DATA RECORDS: Begin

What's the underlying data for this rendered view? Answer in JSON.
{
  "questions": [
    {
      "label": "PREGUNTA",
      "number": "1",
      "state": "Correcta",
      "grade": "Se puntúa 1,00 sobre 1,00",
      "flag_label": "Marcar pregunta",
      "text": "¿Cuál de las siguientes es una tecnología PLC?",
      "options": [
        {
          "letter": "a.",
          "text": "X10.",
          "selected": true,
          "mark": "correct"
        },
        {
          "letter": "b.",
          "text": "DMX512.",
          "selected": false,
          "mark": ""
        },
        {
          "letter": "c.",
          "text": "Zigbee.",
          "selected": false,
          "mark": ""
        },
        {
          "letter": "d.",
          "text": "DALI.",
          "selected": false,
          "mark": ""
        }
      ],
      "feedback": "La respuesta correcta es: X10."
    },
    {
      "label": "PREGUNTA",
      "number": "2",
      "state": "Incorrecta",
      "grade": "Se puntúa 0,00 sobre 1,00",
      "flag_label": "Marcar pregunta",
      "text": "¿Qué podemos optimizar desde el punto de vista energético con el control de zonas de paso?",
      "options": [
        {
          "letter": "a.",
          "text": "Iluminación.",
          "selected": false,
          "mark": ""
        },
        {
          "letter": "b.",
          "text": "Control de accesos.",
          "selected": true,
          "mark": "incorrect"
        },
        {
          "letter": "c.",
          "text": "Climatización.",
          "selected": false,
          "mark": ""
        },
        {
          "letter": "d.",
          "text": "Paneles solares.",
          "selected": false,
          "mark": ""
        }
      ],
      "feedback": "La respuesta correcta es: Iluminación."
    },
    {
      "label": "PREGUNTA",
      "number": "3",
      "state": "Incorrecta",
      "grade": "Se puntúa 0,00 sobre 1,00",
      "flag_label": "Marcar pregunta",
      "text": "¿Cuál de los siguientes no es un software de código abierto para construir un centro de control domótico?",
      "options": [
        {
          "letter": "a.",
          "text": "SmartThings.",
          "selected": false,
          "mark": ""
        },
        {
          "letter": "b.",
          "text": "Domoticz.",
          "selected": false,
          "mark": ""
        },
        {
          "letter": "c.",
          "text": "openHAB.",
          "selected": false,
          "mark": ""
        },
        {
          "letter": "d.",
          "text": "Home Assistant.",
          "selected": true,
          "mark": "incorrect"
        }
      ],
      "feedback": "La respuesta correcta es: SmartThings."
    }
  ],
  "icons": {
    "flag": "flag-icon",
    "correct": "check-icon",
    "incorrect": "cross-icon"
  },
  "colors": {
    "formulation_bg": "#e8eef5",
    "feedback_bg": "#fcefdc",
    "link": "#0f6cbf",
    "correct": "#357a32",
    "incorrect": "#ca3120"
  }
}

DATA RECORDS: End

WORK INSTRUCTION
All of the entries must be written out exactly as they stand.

OUTPUT OF THE EXERCISE
What's the underlying data for this rendered view? Answer in JSON.
{
  "questions": [
    {
      "label": "PREGUNTA",
      "number": "1",
      "state": "Correcta",
      "grade": "Se puntúa 1,00 sobre 1,00",
      "flag_label": "Marcar pregunta",
      "text": "¿Cuál de las siguientes es una tecnología PLC?",
      "options": [
        {
          "letter": "a.",
          "text": "X10.",
          "selected": true,
          "mark": "correct"
        },
        {
          "letter": "b.",
          "text": "DMX512.",
          "selected": false,
          "mark": ""
        },
        {
          "letter": "c.",
          "text": "Zigbee.",
          "selected": false,
          "mark": ""
        },
        {
          "letter": "d.",
          "text": "DALI.",
          "selected": false,
          "mark": ""
        }
      ],
      "feedback": "La respuesta correcta es: X10."
    },
    {
      "label": "PREGUNTA",
      "number": "2",
      "state": "Incorrecta",
      "grade": "Se puntúa 0,00 sobre 1,00",
      "flag_label": "Marcar pregunta",
      "text": "¿Qué podemos optimizar desde el punto de vista energético con el control de zonas de paso?",
      "options": [
        {
          "letter": "a.",
          "text": "Iluminación.",
          "selected": false,
          "mark": ""
        },
        {
          "letter": "b.",
          "text": "Control de accesos.",
          "selected": true,
          "mark": "incorrect"
        },
        {
          "letter": "c.",
          "text": "Climatización.",
          "selected": false,
          "mark": ""
        },
        {
          "letter": "d.",
          "text": "Paneles solares.",
          "selected": false,
          "mark": ""
        }
      ],
      "feedback": "La respuesta correcta es: Iluminación."
    },
    {
      "label": "PREGUNTA",
      "number": "3",
      "state": "Incorrecta",
      "grade": "Se puntúa 0,00 sobre 1,00",
      "flag_label": "Marcar pregunta",
      "text": "¿Cuál de los siguientes no es un software de código abierto para construir un centro de control domótico?",
      "options": [
        {
          "letter": "a.",
          "text": "SmartThings.",
          "selected": false,
          "mark": ""
        },
        {
          "letter": "b.",
          "text": "Domoticz.",
          "selected": false,
          "mark": ""
        },
        {
          "letter": "c.",
          "text": "openHAB.",
          "selected": false,
          "mark": ""
        },
        {
          "letter": "d.",
          "text": "Home Assistant.",
          "selected": true,
          "mark": "incorrect"
        }
      ],
      "feedback": "La respuesta correcta es: SmartThings."
    }
  ],
  "icons": {
    "flag": "flag-icon",
    "correct": "check-icon",
    "incorrect": "cross-icon"
  },
  "colors": {
    "formulation_bg": "#e8eef5",
    "feedback_bg": "#fcefdc",
    "link": "#0f6cbf",
    "correct": "#357a32",
    "incorrect": "#ca3120"
  }
}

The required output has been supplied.